Even so, the Israelis are reluctant to discuss this burgeoning relationship. Ephraim Inbar, director of the Begin-Sadat Centre for Strategic Studies at Bar-Ilan University, Tel Aviv, recently noted: "It's an extremely sensitive issue. With both countries basically facing similar threats of terrorist incursions, I believe the Indians have come to value more than ever their strategic cooperative relationship with Israel because of the weapons, technology and operational experience we offer them."
The alliance may have blossomed with both countries facing the common threat of Islamist terrorism. But over the years, it has expanded into a much more profound relationship, nurtured by the United States. This is changing the geo-strategic landscape in the Middle East and Asia, primarily targeting Iran and China.
The establishment of diplomatic relations was a major breakthrough for Israel, which at the time was shunned by the Third World. India, reluctant to antagonise its large Muslim population (the second largest in the world), had long championed the Palestinian cause. The alliance with Israel marked a major shift in India's foreign policy.
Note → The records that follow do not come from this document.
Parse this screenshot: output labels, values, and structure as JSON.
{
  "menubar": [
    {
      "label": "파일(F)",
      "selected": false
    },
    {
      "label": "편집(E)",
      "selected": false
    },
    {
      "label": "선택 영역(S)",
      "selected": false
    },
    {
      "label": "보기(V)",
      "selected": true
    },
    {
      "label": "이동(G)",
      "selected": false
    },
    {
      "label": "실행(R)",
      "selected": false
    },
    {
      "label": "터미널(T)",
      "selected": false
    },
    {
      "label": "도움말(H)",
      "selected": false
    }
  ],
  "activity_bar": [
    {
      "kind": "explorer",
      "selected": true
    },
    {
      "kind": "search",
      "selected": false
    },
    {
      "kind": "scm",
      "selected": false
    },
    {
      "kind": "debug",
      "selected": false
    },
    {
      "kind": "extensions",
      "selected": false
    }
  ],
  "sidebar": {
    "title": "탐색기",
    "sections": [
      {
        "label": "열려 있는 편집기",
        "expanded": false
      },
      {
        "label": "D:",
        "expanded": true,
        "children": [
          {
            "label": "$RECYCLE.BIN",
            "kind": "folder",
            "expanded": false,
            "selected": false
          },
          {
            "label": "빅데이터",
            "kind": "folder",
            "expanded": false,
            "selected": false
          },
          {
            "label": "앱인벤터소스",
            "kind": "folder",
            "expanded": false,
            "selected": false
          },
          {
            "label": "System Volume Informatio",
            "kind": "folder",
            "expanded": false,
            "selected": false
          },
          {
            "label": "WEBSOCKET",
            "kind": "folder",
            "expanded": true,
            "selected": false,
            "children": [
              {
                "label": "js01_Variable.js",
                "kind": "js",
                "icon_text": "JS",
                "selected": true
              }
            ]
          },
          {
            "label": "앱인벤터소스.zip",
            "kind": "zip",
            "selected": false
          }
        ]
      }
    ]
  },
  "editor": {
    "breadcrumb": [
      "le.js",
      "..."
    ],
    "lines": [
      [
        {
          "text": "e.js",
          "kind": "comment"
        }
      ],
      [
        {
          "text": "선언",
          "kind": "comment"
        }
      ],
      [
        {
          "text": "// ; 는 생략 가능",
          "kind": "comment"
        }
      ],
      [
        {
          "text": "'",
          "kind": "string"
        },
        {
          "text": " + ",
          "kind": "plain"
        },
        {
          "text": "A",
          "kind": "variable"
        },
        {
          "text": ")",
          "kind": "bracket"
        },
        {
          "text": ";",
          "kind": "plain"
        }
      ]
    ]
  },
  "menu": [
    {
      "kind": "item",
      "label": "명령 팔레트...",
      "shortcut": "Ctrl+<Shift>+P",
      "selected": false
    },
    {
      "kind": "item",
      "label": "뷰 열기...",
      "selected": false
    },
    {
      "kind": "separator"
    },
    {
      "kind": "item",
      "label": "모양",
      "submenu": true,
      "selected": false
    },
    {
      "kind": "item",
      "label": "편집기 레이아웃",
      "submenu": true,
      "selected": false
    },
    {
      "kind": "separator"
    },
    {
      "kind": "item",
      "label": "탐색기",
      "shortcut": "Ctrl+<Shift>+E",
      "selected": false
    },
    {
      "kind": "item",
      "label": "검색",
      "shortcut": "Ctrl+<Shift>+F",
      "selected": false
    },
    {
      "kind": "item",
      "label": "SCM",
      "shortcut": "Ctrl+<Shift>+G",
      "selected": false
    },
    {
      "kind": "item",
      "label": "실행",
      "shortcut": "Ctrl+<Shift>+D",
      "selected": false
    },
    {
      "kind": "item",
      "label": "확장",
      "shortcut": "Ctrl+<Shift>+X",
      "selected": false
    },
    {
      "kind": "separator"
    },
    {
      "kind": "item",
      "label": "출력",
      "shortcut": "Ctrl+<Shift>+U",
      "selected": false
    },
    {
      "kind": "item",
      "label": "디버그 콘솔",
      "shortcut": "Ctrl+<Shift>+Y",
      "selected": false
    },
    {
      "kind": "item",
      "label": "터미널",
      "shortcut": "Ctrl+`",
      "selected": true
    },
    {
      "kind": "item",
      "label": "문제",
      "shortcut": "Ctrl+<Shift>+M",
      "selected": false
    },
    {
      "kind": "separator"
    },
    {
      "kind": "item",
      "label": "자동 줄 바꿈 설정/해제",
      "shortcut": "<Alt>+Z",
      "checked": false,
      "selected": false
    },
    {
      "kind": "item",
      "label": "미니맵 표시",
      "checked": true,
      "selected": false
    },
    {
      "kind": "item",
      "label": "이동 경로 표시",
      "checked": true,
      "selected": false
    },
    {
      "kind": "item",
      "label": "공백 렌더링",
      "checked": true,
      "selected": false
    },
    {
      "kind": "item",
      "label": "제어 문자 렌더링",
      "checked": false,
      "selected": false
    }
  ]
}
Both countries--one Jewish, the other Hindu--are locked in deadly combat with Islamist extremists. After 26 November 2008, attacks in Mumbai--India's 9/11--which killed 173 people, including five Israelis, security cooperation between the two nations has skyrocketed--literally....